Your assignment » Find and copy every line in the records that includes the string "GlobalServerify".

[Stored items from a collection]
----
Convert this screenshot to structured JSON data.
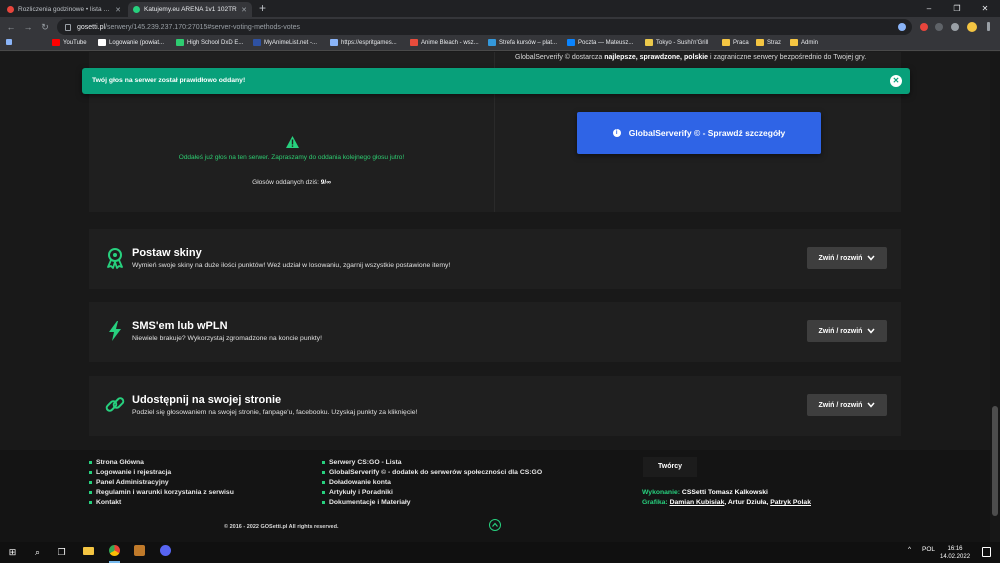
{
  "browser": {
    "tabs": [
      {
        "title": "Rozliczenia godzinowe • lista wa",
        "active": false,
        "favicon_color": "#e8453c"
      },
      {
        "title": "Katujemy.eu ARENA 1v1 102TR",
        "active": true,
        "favicon_color": "#27d07e"
      }
    ],
    "new_tab": "+",
    "window_controls": [
      "–",
      "❐",
      "✕"
    ],
    "url_host": "gosetti.pl",
    "url_path": "/serwery/145.239.237.170:27015#server-voting-methods-votes",
    "bookmarks": [
      {
        "label": "YouTube",
        "icon_color": "#ff0000"
      },
      {
        "label": "Logowanie (powiat...",
        "icon_color": "#ffffff"
      },
      {
        "label": "High School DxD E...",
        "icon_color": "#2ecc71"
      },
      {
        "label": "MyAnimeList.net -...",
        "icon_color": "#2e51a2"
      },
      {
        "label": "https://espritgames...",
        "icon_color": "#8ab4f8"
      },
      {
        "label": "Anime Bleach - wsz...",
        "icon_color": "#e74c3c"
      },
      {
        "label": "Strefa kursów – plat...",
        "icon_color": "#3498db"
      },
      {
        "label": "Poczta — Mateusz...",
        "icon_color": "#0a84ff"
      },
      {
        "label": "Tokyo - Sushi'n'Grill",
        "icon_color": "#ecc94b"
      },
      {
        "label": "Praca",
        "icon_color": "#f4c542"
      },
      {
        "label": "Straz",
        "icon_color": "#f4c542"
      },
      {
        "label": "Admin",
        "icon_color": "#f4c542"
      }
    ]
  },
  "alert": {
    "message": "Twój głos na serwer został prawidłowo oddany!",
    "close": "✕"
  },
  "vote_panel": {
    "promo_prefix": "GlobalServerify © dostarcza ",
    "promo_bold": "najlepsze, sprawdzone, polskie",
    "promo_suffix": " i zagraniczne serwery bezpośrednio do Twojej gry.",
    "voted_message": "Oddałeś już głos na ten serwer. Zapraszamy do oddania kolejnego głosu jutro!",
    "votes_today_label": "Głosów oddanych dziś: ",
    "votes_today_value": "9/∞",
    "button_label": "GlobalServerify © - Sprawdź szczegóły",
    "button_info": "i"
  },
  "sections": [
    {
      "title": "Postaw skiny",
      "description": "Wymień swoje skiny na duże ilości punktów! Weź udział w losowaniu, zgarnij wszystkie postawione itemy!",
      "icon": "award-icon",
      "toggle_label": "Zwiń / rozwiń"
    },
    {
      "title": "SMS'em lub wPLN",
      "description": "Niewiele brakuje? Wykorzystaj zgromadzone na koncie punkty!",
      "icon": "lightning-icon",
      "toggle_label": "Zwiń / rozwiń"
    },
    {
      "title": "Udostępnij na swojej stronie",
      "description": "Podziel się głosowaniem na swojej stronie, fanpage'u, facebooku. Uzyskaj punkty za kliknięcie!",
      "icon": "link-icon",
      "toggle_label": "Zwiń / rozwiń"
    }
  ],
  "footer": {
    "col1": [
      "Strona Główna",
      "Logowanie i rejestracja",
      "Panel Administracyjny",
      "Regulamin i warunki korzystania z serwisu",
      "Kontakt"
    ],
    "col2": [
      "Serwery CS:GO - Lista",
      "GlobalServerify © - dodatek do serwerów społeczności dla CS:GO",
      "Doładowanie konta",
      "Artykuły i Poradniki",
      "Dokumentacje i Materiały"
    ],
    "tworcy_label": "Twórcy",
    "wykonanie_label": "Wykonanie:",
    "wykonanie_value": "CSSetti Tomasz Kalkowski",
    "grafika_label": "Grafika:",
    "grafika_1": "Damian Kubisiak",
    "grafika_sep1": ", Artur Dziuła, ",
    "grafika_2": "Patryk Polak",
    "copyright": "© 2016 - 2022 GOSetti.pl All rights reserved."
  },
  "taskbar": {
    "lang": "POL",
    "time": "16:16",
    "date": "14.02.2022"
  },
  "colors": {
    "accent_green": "#27d07e",
    "alert_bg": "#08a07a",
    "button_blue": "#2f64e6"
  }
}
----
Task answer »
    "promo_prefix": "GlobalServerify © dostarcza ",
    "button_label": "GlobalServerify © - Sprawdź szczegóły",
      "GlobalServerify © - dodatek do serwerów społeczności dla CS:GO",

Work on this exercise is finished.